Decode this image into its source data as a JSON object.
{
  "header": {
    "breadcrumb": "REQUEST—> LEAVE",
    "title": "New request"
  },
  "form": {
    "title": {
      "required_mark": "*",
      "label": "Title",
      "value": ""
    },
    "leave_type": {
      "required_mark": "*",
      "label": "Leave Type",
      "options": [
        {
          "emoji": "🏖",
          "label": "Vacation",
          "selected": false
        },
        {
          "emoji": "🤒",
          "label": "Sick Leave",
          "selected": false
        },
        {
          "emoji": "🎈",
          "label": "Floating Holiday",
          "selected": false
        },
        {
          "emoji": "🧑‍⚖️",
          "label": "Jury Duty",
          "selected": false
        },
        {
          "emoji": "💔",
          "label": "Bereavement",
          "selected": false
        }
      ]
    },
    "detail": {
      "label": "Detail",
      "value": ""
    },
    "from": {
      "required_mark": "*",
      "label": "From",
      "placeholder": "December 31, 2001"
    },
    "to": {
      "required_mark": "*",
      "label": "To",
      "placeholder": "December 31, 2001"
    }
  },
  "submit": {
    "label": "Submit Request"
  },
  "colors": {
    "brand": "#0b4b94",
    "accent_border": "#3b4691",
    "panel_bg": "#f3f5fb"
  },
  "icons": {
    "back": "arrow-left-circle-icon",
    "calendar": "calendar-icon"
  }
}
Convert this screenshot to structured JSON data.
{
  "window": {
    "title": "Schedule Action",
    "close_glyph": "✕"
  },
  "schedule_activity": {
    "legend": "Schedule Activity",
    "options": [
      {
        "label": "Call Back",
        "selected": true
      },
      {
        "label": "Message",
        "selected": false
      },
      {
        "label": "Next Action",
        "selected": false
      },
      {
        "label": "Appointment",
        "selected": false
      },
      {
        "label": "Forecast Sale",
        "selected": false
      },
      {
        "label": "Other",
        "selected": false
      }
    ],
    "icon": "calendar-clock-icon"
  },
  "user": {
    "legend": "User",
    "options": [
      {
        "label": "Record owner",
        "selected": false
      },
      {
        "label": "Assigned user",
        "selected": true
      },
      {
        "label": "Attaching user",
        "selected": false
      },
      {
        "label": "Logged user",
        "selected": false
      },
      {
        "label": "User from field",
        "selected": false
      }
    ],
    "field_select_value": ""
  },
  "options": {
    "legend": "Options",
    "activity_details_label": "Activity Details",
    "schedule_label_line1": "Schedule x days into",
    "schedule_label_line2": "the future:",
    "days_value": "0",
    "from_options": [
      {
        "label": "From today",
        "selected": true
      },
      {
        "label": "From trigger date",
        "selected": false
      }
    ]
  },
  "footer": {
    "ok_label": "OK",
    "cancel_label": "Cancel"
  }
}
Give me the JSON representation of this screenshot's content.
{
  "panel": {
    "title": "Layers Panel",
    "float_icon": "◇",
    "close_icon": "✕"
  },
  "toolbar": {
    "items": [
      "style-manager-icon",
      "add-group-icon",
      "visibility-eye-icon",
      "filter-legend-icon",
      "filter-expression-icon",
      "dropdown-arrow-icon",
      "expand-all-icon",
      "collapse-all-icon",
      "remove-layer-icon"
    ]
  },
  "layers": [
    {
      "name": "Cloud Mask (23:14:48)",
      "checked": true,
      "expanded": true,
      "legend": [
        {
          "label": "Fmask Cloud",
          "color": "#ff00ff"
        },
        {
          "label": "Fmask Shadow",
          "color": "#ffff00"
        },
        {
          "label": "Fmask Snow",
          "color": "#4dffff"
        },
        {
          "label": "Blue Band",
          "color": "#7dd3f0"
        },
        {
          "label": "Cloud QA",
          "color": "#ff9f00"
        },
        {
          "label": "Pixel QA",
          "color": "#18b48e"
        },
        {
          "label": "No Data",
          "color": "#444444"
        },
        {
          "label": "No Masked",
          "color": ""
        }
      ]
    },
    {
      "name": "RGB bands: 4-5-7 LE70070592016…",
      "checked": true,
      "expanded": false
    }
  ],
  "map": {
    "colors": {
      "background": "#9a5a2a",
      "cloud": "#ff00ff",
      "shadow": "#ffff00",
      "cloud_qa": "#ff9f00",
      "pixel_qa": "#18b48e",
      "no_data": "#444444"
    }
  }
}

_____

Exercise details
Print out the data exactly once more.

Exercise answer
Decode this image into its source data as a JSON object.
{
  "header": {
    "breadcrumb": "REQUEST—> LEAVE",
    "title": "New request"
  },
  "form": {
    "title": {
      "required_mark": "*",
      "label": "Title",
      "value": ""
    },
    "leave_type": {
      "required_mark": "*",
      "label": "Leave Type",
      "options": [
        {
          "emoji": "🏖",
          "label": "Vacation",
          "selected": false
        },
        {
          "emoji": "🤒",
          "label": "Sick Leave",
          "selected": false
        },
        {
          "emoji": "🎈",
          "label": "Floating Holiday",
          "selected": false
        },
        {
          "emoji": "🧑‍⚖️",
          "label": "Jury Duty",
          "selected": false
        },
        {
          "emoji": "💔",
          "label": "Bereavement",
          "selected": false
        }
      ]
    },
    "detail": {
      "label": "Detail",
      "value": ""
    },
    "from": {
      "required_mark": "*",
      "label": "From",
      "placeholder": "December 31, 2001"
    },
    "to": {
      "required_mark": "*",
      "label": "To",
      "placeholder": "December 31, 2001"
    }
  },
  "submit": {
    "label": "Submit Request"
  },
  "colors": {
    "brand": "#0b4b94",
    "accent_border": "#3b4691",
    "panel_bg": "#f3f5fb"
  },
  "icons": {
    "back": "arrow-left-circle-icon",
    "calendar": "calendar-icon"
  }
}
Convert this screenshot to structured JSON data.
{
  "window": {
    "title": "Schedule Action",
    "close_glyph": "✕"
  },
  "schedule_activity": {
    "legend": "Schedule Activity",
    "options": [
      {
        "label": "Call Back",
        "selected": true
      },
      {
        "label": "Message",
        "selected": false
      },
      {
        "label": "Next Action",
        "selected": false
      },
      {
        "label": "Appointment",
        "selected": false
      },
      {
        "label": "Forecast Sale",
        "selected": false
      },
      {
        "label": "Other",
        "selected": false
      }
    ],
    "icon": "calendar-clock-icon"
  },
  "user": {
    "legend": "User",
    "options": [
      {
        "label": "Record owner",
        "selected": false
      },
      {
        "label": "Assigned user",
        "selected": true
      },
      {
        "label": "Attaching user",
        "selected": false
      },
      {
        "label": "Logged user",
        "selected": false
      },
      {
        "label": "User from field",
        "selected": false
      }
    ],
    "field_select_value": ""
  },
  "options": {
    "legend": "Options",
    "activity_details_label": "Activity Details",
    "schedule_label_line1": "Schedule x days into",
    "schedule_label_line2": "the future:",
    "days_value": "0",
    "from_options": [
      {
        "label": "From today",
        "selected": true
      },
      {
        "label": "From trigger date",
        "selected": false
      }
    ]
  },
  "footer": {
    "ok_label": "OK",
    "cancel_label": "Cancel"
  }
}
Give me the JSON representation of this screenshot's content.
{
  "panel": {
    "title": "Layers Panel",
    "float_icon": "◇",
    "close_icon": "✕"
  },
  "toolbar": {
    "items": [
      "style-manager-icon",
      "add-group-icon",
      "visibility-eye-icon",
      "filter-legend-icon",
      "filter-expression-icon",
      "dropdown-arrow-icon",
      "expand-all-icon",
      "collapse-all-icon",
      "remove-layer-icon"
    ]
  },
  "layers": [
    {
      "name": "Cloud Mask (23:14:48)",
      "checked": true,
      "expanded": true,
      "legend": [
        {
          "label": "Fmask Cloud",
          "color": "#ff00ff"
        },
        {
          "label": "Fmask Shadow",
          "color": "#ffff00"
        },
        {
          "label": "Fmask Snow",
          "color": "#4dffff"
        },
        {
          "label": "Blue Band",
          "color": "#7dd3f0"
        },
        {
          "label": "Cloud QA",
          "color": "#ff9f00"
        },
        {
          "label": "Pixel QA",
          "color": "#18b48e"
        },
        {
          "label": "No Data",
          "color": "#444444"
        },
        {
          "label": "No Masked",
          "color": ""
        }
      ]
    },
    {
      "name": "RGB bands: 4-5-7 LE70070592016…",
      "checked": true,
      "expanded": false
    }
  ],
  "map": {
    "colors": {
      "background": "#9a5a2a",
      "cloud": "#ff00ff",
      "shadow": "#ffff00",
      "cloud_qa": "#ff9f00",
      "pixel_qa": "#18b48e",
      "no_data": "#444444"
    }
  }
}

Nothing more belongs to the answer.